11.2 Personal information held about children/young people and their families is subject to a legal duty of confidence and should not be disclosed without the consent of the subject except in exceptional circumstances such as the protection of the child, the investigation of criminal offences or the exercise of a statutory right of access. Those working with children/young people must make it clear that confidentiality may not be maintained if the disclosure of information is necessary in these circumstances. Even in these circumstances, disclosure should be appropriate for the purpose and only to the extent necessary to achieve that purpose. 
11.3 Staff should only access files when they have a legitimate, work-related purpose for doing so. Accessing files in other circumstances is likely to constitute a disciplinary offence.
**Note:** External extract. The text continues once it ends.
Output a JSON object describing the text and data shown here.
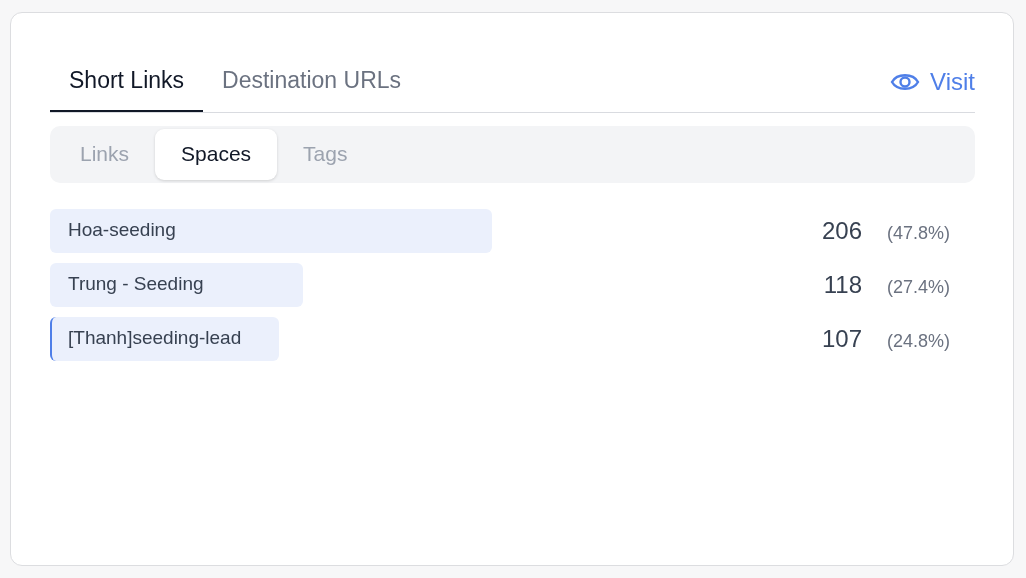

Where a member of staff becomes aware that there is a file held in relation to any individual who they know outside of a work context they should immediately inform their line manager who will secure the file.
11.4 Consent to information sharing should be obtained as part of the assessment process in order to share information with colleagues, other professionals or agencies that may have a role to play in the delivery of services to the child or family.